Related Read: Is Seafood Halal?
Hindu dietary restrictions may vary but the rule against eating beef is universal. There are however different rules about eating fish. While some eat fish, the most revered Hindu texts live by ahimsa – which refers to non-violence against all life forms. This leads them to follow a strict lactovegetarian diet – no meat, fish or poultry.
The Judaism faith deems fish will fins and scales as “pareve.” Pareve food is regarded as neither meat nor dairy and is considered kosher for consumption. Many Jews also choose not to consume shellfish such as shrimp, crab or lobster.
Why is Fish Regarded as Healthier than Red “Meat”?
Another reason people don’t regard seafood products as meat is the difference in their nutritional profile. Red meat is high in saturated fat, iron, niacin, zinc and vitamin B12. Fish, on the other hand, is a superior source of omega-3 fatty acids, vitamin D, thiamine, selenium and iodine.

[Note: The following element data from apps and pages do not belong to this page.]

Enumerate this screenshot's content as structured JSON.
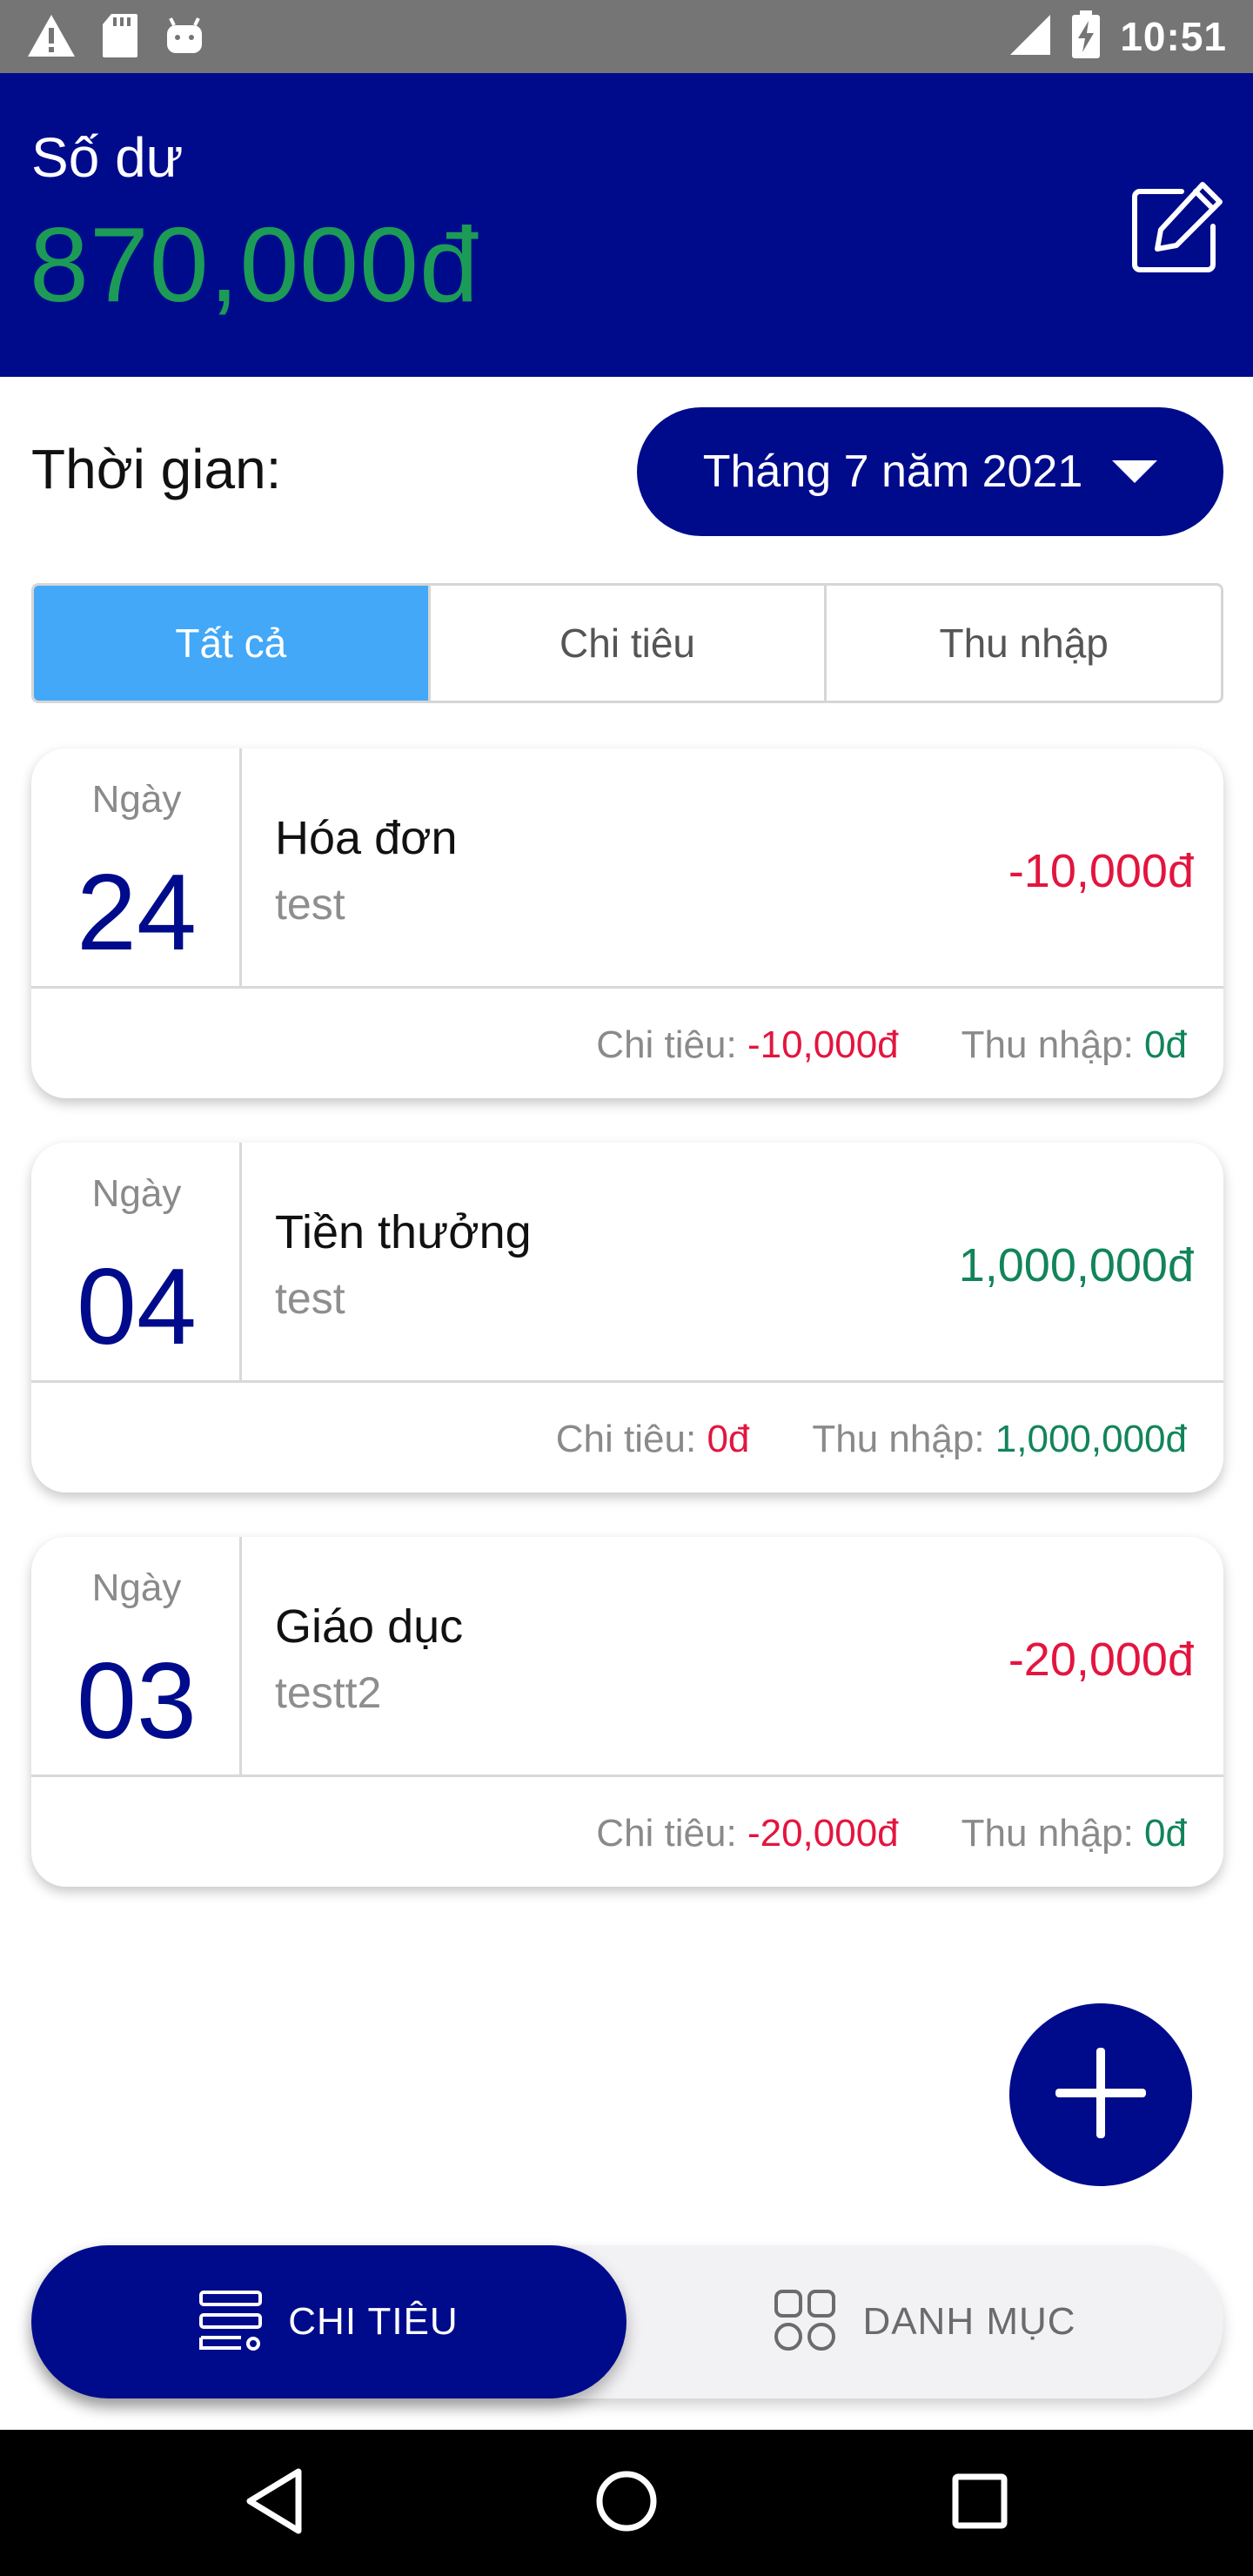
{
  "status_bar": {
    "time": "10:51",
    "left_icons": [
      "warning-icon",
      "sd-card-icon",
      "android-icon"
    ],
    "right_icons": [
      "signal-icon",
      "battery-charging-icon"
    ]
  },
  "header": {
    "balance_label": "Số dư",
    "balance_value": "870,000đ",
    "edit_icon": "edit-icon"
  },
  "time_filter": {
    "label": "Thời gian:",
    "selected_month": "Tháng 7 năm 2021"
  },
  "tabs": [
    {
      "label": "Tất cả",
      "active": true
    },
    {
      "label": "Chi tiêu",
      "active": false
    },
    {
      "label": "Thu nhập",
      "active": false
    }
  ],
  "transactions": [
    {
      "day_label": "Ngày",
      "day": "24",
      "title": "Hóa đơn",
      "note": "test",
      "amount": "-10,000đ",
      "expense_label": "Chi tiêu:",
      "expense_value": "-10,000đ",
      "income_label": "Thu nhập:",
      "income_value": "0đ"
    },
    {
      "day_label": "Ngày",
      "day": "04",
      "title": "Tiền thưởng",
      "note": "test",
      "amount": "1,000,000đ",
      "expense_label": "Chi tiêu:",
      "expense_value": "0đ",
      "income_label": "Thu nhập:",
      "income_value": "1,000,000đ"
    },
    {
      "day_label": "Ngày",
      "day": "03",
      "title": "Giáo dục",
      "note": "testt2",
      "amount": "-20,000đ",
      "expense_label": "Chi tiêu:",
      "expense_value": "-20,000đ",
      "income_label": "Thu nhập:",
      "income_value": "0đ"
    }
  ],
  "fab": {
    "icon": "plus-icon"
  },
  "bottom_nav": {
    "items": [
      {
        "label": "CHI TIÊU",
        "icon": "list-icon",
        "active": true
      },
      {
        "label": "DANH MỤC",
        "icon": "grid-icon",
        "active": false
      }
    ]
  },
  "system_nav": [
    "back-icon",
    "home-icon",
    "recents-icon"
  ],
  "colors": {
    "primary": "#000b8c",
    "balance": "#1c9b57",
    "tab_active": "#42a8f7",
    "negative": "#e3153f",
    "positive": "#12845a"
  }
}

That being said, a mixed diet of red meat and fish is ideal for a balanced diet. However, people who want to give up red meat for various reasons can easily get all the nutrients needed from different types of fish.
Is Seafood Considered Meat for Vegetarians?
Can vegetarians eat seafood? This is a common question people often ask. The simple answer is no. Since seafood and fish are regarded as animal flesh, they’re technically not vegetarian-friendly.
When a vegetarian opts to eat fish for nutritional value, they are referred to as “pescatarians.” While pescatarians eat veggies, fruits, nuts, beans and grains they also eat fish and seafood for the nutritional value.
Is Your Favorite Seafood Considered Meat?
The broad umbrella of the seafood term involves a host of different types of fish, shellfish and crustaceans. For a better understanding of the fish that make up this category and if they’re regarded as meat, keep reading.
Is Fish Considered as Meat?
While many viewpoints only regard meat as the flesh from a fur-covered mammal, culinary experts refer to the flesh of fish as meat. This is because the portion being eaten is essentially the flesh of a living animal. Generally, this viewpoint is shared by vegetarians which are why they refrain from consuming fish or their by-products.
Are Shellfish Considered Meat?
- Squid (calamari)
- Sea snails (escargot)
Shellfish have less complex nervous systems, which according to pescatarian and some religious viewpoints, make it ethical to kill them for eating. While still regarded as meat by culinary and scientific opinions, many religious views differ.
Are Crustaceans Considered Meat?
Many seafood lovers always ask the question – is crab considered meat? Despite being crustaceans, crabs have muscle meat which adds them to the meat classification. Since crabs and other crustaceans live underwater, they don’t have all the characteristics of a typical fish. Therefore, they’re not always classified as fish but are regarded in culinary circles as meat.
Is Caviar Considered Meat?
- Kamaboko surimi (imitation crab & lobster meat)
- Tarama (salted carp roe)
Caviar and roe are essentially fish eggs. There are two interesting points to note here. Since the fish has to die for the eggs to be extracted, the process and the product aren’t considered vegetarian. Technically speaking, these delicacies aren’t the meat of any animal, so they are also not classed as meat.
Read More: Is Seafood High in Cholesterol?
It would seem the definitive answer to the question, “Is seafood considered meat?” is largely based on whether you’re looking at it from a religious or scientific viewpoint. The short and complicated answer will be – It depends on who you ask. Speak to a culinary expert such as a chef and the answer you get will remarkably differ from the answer you’d get when you ask the local priest the same question.
Essentially, based on the criteria of meat – protein, muscle and comes from an animal, the only conclusion that can be made is that fish is meat. The differentiating factor shouldn’t be that fish isn’t meat, just that it’s a different type of meat.